Being a homeowner can be rewarding. You can really make your living space your own by remodeling and customizing nearly every facet of the house. There’s also a certain amount of responsibility. Below are three items that you should add to your “honey-do” list today to properly maintain your heating and cooling system without having to call an HVAC expert.
Furnace filters come in many sizes with many different efficiency ratings. A media (disposable) filter is rated by a scale referred to as MERV – Minimum Efficiency Reporting Value. The higher the number the smaller particulates can be captured in the filter. A Merv 8 filter is fairly standard in an inexpensive pleated type. This filter will capture larger particulates protecting the furnace blower motor and the a/c evaporator coil clean.
A Merv 10 filter is where actual “Air Cleaning” begins. A Merv 10 will filter approximately 85% of particles down to 3 microns in size. These filters usually come with a cabinet that is installed exterior to the side of the furnace and the filter is generally around 5” thick and pleated.
The Merv scale goes as high as 16. At this level the Merv 16 will remove particles as small as .03 microns at a rate of 95%. They are also approximately 5” to 7” thick and pleated.
Another term you might come across is a Micron. A Micron is incredibly small. In fact, there are 25,400 microns in one inch and 10 Microns is the smallest we can see with the unaided eye. A pollen particle is approximately 10 microns.

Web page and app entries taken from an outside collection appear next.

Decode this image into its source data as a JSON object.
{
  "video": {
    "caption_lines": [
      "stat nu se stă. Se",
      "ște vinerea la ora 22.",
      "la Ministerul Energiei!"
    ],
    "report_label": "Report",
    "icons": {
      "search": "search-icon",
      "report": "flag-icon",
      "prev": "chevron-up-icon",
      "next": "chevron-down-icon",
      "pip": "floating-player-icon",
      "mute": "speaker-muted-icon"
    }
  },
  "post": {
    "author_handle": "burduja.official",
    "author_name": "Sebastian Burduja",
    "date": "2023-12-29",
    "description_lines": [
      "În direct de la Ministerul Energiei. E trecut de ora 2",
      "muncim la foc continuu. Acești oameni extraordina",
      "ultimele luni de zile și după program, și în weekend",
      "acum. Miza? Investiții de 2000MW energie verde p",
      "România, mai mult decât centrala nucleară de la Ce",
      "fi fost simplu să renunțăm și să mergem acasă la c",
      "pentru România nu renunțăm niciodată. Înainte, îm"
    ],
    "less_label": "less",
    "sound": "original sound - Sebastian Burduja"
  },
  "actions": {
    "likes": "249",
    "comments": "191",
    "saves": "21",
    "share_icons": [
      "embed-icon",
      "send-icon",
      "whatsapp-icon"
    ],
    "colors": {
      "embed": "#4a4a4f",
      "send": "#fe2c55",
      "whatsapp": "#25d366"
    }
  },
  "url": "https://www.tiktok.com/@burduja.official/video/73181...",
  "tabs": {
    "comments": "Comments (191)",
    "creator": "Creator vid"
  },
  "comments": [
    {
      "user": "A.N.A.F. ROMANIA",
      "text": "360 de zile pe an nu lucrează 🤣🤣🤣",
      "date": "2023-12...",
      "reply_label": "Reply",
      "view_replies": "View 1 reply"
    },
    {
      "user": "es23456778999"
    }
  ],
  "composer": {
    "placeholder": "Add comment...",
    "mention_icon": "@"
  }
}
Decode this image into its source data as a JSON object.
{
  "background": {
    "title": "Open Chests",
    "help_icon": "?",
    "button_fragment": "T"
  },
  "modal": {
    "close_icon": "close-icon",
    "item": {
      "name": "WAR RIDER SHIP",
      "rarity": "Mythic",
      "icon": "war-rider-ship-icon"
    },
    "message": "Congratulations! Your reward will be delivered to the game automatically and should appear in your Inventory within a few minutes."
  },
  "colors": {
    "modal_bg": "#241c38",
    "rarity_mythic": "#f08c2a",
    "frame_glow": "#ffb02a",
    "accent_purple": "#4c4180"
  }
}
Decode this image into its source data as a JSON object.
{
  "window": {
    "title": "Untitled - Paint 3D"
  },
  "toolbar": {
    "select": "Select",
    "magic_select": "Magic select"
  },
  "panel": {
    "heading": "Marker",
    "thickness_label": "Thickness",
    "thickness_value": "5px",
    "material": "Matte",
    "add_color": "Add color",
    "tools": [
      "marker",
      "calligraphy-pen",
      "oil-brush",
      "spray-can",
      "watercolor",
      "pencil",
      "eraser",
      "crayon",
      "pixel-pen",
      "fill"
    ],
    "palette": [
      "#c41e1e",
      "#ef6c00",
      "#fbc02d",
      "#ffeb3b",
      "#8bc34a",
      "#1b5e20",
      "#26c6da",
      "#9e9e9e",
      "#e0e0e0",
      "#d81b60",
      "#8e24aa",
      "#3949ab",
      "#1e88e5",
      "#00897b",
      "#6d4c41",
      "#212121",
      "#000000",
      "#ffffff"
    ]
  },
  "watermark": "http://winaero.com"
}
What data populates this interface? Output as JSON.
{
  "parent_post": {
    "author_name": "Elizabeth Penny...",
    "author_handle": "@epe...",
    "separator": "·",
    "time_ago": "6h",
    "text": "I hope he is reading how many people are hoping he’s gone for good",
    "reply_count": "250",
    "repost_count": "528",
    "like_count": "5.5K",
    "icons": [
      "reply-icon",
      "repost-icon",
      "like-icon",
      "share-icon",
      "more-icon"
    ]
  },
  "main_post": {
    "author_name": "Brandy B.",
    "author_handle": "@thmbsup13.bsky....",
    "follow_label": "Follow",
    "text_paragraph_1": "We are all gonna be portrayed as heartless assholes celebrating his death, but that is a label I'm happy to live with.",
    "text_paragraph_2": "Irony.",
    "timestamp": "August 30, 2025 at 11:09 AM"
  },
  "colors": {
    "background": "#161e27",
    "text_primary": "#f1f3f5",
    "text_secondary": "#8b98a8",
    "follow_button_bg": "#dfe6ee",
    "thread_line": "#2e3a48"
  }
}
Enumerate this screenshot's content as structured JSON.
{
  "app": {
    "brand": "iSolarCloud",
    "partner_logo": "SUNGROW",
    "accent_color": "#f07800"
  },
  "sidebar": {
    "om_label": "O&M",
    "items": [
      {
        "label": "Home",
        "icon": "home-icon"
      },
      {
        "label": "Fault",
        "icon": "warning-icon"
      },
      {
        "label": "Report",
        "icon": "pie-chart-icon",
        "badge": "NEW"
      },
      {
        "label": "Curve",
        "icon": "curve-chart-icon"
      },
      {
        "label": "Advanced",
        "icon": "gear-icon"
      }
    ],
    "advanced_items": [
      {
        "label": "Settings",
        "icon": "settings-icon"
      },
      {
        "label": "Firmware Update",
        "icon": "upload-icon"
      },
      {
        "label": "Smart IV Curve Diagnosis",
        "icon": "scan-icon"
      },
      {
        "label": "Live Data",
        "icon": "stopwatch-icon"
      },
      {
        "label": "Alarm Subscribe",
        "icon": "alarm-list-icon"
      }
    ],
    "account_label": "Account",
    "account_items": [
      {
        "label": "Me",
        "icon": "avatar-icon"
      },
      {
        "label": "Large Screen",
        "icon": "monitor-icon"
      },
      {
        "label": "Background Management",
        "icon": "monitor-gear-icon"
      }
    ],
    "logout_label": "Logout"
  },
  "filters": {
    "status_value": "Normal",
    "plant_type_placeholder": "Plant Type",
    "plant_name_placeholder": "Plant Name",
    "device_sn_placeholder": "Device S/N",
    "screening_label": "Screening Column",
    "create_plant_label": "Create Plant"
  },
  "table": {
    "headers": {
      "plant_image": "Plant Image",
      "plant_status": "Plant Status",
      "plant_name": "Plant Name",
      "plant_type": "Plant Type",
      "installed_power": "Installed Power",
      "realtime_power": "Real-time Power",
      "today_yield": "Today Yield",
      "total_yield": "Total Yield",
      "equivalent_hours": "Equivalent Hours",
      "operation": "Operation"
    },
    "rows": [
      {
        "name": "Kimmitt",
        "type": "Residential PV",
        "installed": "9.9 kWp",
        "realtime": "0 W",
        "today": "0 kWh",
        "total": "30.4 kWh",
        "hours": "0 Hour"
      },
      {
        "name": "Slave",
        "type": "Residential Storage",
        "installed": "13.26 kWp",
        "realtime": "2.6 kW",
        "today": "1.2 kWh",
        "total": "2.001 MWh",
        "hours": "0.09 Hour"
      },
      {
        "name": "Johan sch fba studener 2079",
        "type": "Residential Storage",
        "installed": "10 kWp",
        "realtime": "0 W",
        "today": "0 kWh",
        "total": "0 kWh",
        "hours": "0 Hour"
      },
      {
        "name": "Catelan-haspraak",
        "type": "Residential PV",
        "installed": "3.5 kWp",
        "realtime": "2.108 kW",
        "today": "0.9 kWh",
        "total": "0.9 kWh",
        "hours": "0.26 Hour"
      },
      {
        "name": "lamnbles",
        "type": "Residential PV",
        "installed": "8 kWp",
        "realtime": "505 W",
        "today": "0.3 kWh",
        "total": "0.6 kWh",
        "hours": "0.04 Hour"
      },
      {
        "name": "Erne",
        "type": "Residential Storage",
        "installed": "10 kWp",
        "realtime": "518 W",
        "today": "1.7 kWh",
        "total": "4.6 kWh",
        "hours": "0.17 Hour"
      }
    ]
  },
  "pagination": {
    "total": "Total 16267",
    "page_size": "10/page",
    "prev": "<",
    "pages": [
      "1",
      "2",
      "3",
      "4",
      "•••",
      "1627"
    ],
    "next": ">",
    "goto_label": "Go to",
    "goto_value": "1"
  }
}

Humidifier Replacement Water Panel
A humidifier pad generally needs to be changed once a year. This is generally a fairly inexpensive replacement item and can be done by the homeowner. This is a good time to check the operation and do a little cleaning as well. If the humidifier is working properly this should be a 15 – 20-minute task.
Leaking Water Heater
It is far better to have a small leak than a catastrophic rupture of the water heater in your home. A small leak is not always something noticeable, so we should be in the habit of checking the water heater at least once a month, carefully observing all the way around a water heater is possible. If there is a manageable leak then make sure the water is safely draining to the floor drain.
If the water heater is leaking in an unacceptable manner, then a shutdown of the system is the first item to address. Shut off the incoming water which is generally labeled “cold” on the top or side of the water heater. There should be a valve that can be turned or turned sideways to the pipe that will shut off the water.
Next shut off the natural gas or propane connection to the water heater. Most gas shutoffs can be turned perpendicular to the pipe they are located in without the aid of tools. Some of the older brass shutoffs will require an adjustable wrench to turn to a 90-degree position to the piping.
If the water heater needs to be drained, simply attach a garden hose to the drain outlet and open the drain valve to allow the water to be safely drained to a floor drain.
Now your water heater is safe and drained and it’s time to find a proper replacement.